19. 19. Floating Elements within Floats • Floating elements give you a wide variety of options for building interesting page layouts • If you are floating an element within another element, the order of the elements is important 19Web Design Principles 5th Ed.
20. 20. Web Design Principles 5th Ed. 20
21. 21. Web Design Principles 5th Ed. 21
22. 22. Web Design Principles 5th Ed. 22
23. 23. Fixing Column Drops • Column drops occur when the total width of the columnar elements in a page layout exceeds the width of their containing element 23Web Design Principles 5th Ed.
24. 24. 24Web Design Principles 5th Ed.
25. 25. Clearing Problem Floats • Floats occasionally do not appear exactly where you want them to appear • The clear property can solve this problem 25Web Design Principles 5th Ed.
26. 26. Web Design Principles 5th Ed. 26
27. 27. Building a Flexible Page Layout • Flexible layouts adapt to the size of the browser window • With a flexible layout, your content has to adapt and look good at a wide range of layout sizes 27Web Design Principles 5th Ed.
28. 28. 28Web Design Principles 5th Ed.
29. 29. 29Web Design Principles 5th Ed.
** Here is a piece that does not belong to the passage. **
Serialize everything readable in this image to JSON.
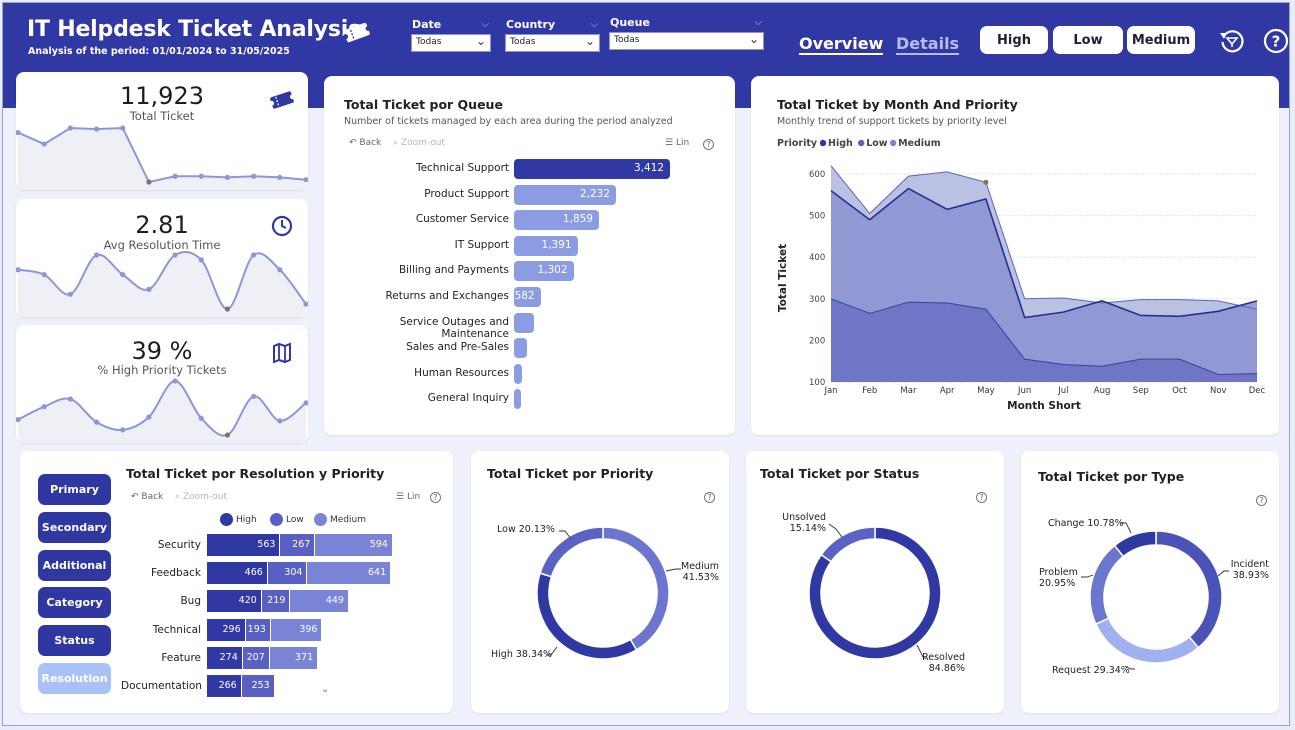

30. 30. Controlling Flexible Layout Width • You can control the compression and expansion of your content in a flexible layout by setting minimum and maximum widths div.wrapper { width: 100%; min-width: 750px; max-width: 1220px; } 30Web Design Principles 5th Ed.
31. 31. Building a Fixed Page Layout • Fixed layouts remain constant despite the resizing of the browser in different screen resolutions and monitor sizes • Many designers prefer fixed layouts because they have more control over the finished design • Fixed layouts are normally contained by a wrapper element that controls the page width and centers the page in the browser window 31Web Design Principles 5th Ed.
32. 32. 32Web Design Principles 5th Ed.
33. 33. Controlling Fixed Layout Centering • A wrapper division lets you automatically center the layout in the browser • This is a great solution for wide-screen monitors • Automatic centering is a simple use of the margin property #wrapper { width: 960px; margin-left: auto; margin-right: auto; border: thin solid black; background-color: #ffc; } 33Web Design Principles 5th Ed.
34. 34. 34Web Design Principles 5th Ed.
35. 35. Summary • The normal flow dictates the way in which elements normally are displayed in the browser window • When you remove an element from the normal flow, you may see unexpected behavior from other elements • Remember to always use a width property for floating elements • Remember to avoid using the height property • For fixed layouts, content elements are usually contained with a wrapper element that sets the width for the page layout 35Web Design Principles 5th Ed.